-- Records for the task follows --

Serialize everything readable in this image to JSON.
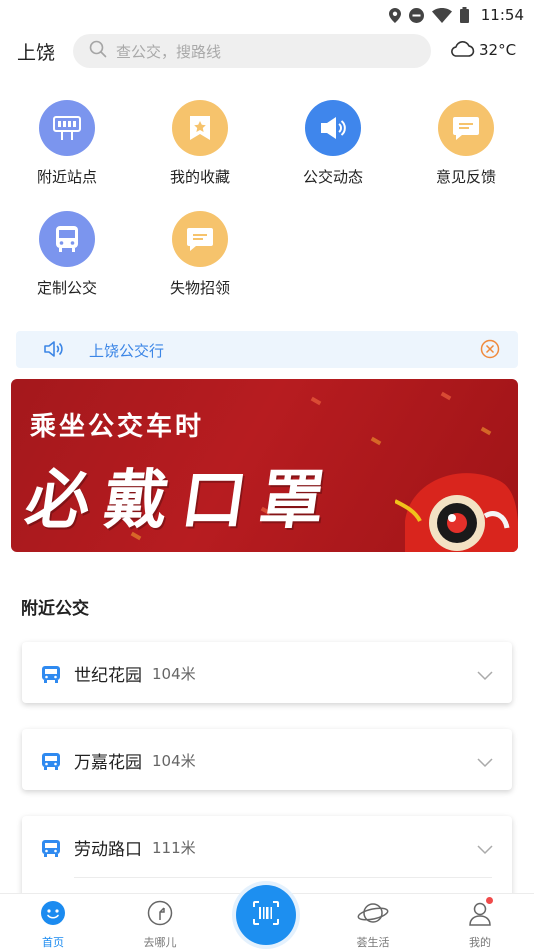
{
  "status_bar": {
    "time": "11:54",
    "icons": [
      "location-icon",
      "do-not-disturb-icon",
      "wifi-icon",
      "battery-icon"
    ]
  },
  "header": {
    "city": "上饶",
    "search_placeholder": "查公交，搜路线",
    "temperature": "32°C",
    "weather_icon": "cloud-icon"
  },
  "shortcuts": [
    {
      "label": "附近站点",
      "icon": "bus-stop-icon",
      "color": "#7b95ee"
    },
    {
      "label": "我的收藏",
      "icon": "bookmark-star-icon",
      "color": "#f6c36c"
    },
    {
      "label": "公交动态",
      "icon": "megaphone-icon",
      "color": "#3f86ec"
    },
    {
      "label": "意见反馈",
      "icon": "feedback-icon",
      "color": "#f6c36c"
    },
    {
      "label": "定制公交",
      "icon": "bus-icon",
      "color": "#7b95ee"
    },
    {
      "label": "失物招领",
      "icon": "message-icon",
      "color": "#f6c36c"
    }
  ],
  "notice": {
    "text": "上饶公交行"
  },
  "banner": {
    "line1": "乘坐公交车时",
    "line2": "必戴口罩"
  },
  "nearby": {
    "title": "附近公交",
    "stops": [
      {
        "name": "世纪花园",
        "distance": "104米"
      },
      {
        "name": "万嘉花园",
        "distance": "104米"
      },
      {
        "name": "劳动路口",
        "distance": "111米"
      }
    ]
  },
  "bottom_nav": {
    "items": [
      {
        "label": "首页",
        "icon": "home-face-icon",
        "active": true
      },
      {
        "label": "去哪儿",
        "icon": "compass-arrow-icon",
        "active": false
      },
      {
        "label": "",
        "icon": "scan-icon",
        "active": false
      },
      {
        "label": "荟生活",
        "icon": "planet-icon",
        "active": false
      },
      {
        "label": "我的",
        "icon": "user-icon",
        "active": false
      }
    ]
  },
  "colors": {
    "accent": "#1d8ff0",
    "notice_text": "#3c86e6",
    "banner_red": "#b71c20"
  }
}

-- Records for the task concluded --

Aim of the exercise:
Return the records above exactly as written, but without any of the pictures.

Solved problem:
Serialize everything readable in this image to JSON.
{
  "status_bar": {
    "time": "11:54",
    "icons": [
      "location-icon",
      "do-not-disturb-icon",
      "wifi-icon",
      "battery-icon"
    ]
  },
  "header": {
    "city": "上饶",
    "search_placeholder": "查公交，搜路线",
    "temperature": "32°C",
    "weather_icon": "cloud-icon"
  },
  "shortcuts": [
    {
      "label": "附近站点",
      "icon": "bus-stop-icon",
      "color": "#7b95ee"
    },
    {
      "label": "我的收藏",
      "icon": "bookmark-star-icon",
      "color": "#f6c36c"
    },
    {
      "label": "公交动态",
      "icon": "megaphone-icon",
      "color": "#3f86ec"
    },
    {
      "label": "意见反馈",
      "icon": "feedback-icon",
      "color": "#f6c36c"
    },
    {
      "label": "定制公交",
      "icon": "bus-icon",
      "color": "#7b95ee"
    },
    {
      "label": "失物招领",
      "icon": "message-icon",
      "color": "#f6c36c"
    }
  ],
  "notice": {
    "text": "上饶公交行"
  },
  "banner": {
    "line1": "乘坐公交车时",
    "line2": "必戴口罩"
  },
  "nearby": {
    "title": "附近公交",
    "stops": [
      {
        "name": "世纪花园",
        "distance": "104米"
      },
      {
        "name": "万嘉花园",
        "distance": "104米"
      },
      {
        "name": "劳动路口",
        "distance": "111米"
      }
    ]
  },
  "bottom_nav": {
    "items": [
      {
        "label": "首页",
        "icon": "home-face-icon",
        "active": true
      },
      {
        "label": "去哪儿",
        "icon": "compass-arrow-icon",
        "active": false
      },
      {
        "label": "",
        "icon": "scan-icon",
        "active": false
      },
      {
        "label": "荟生活",
        "icon": "planet-icon",
        "active": false
      },
      {
        "label": "我的",
        "icon": "user-icon",
        "active": false
      }
    ]
  },
  "colors": {
    "accent": "#1d8ff0",
    "notice_text": "#3c86e6",
    "banner_red": "#b71c20"
  }
}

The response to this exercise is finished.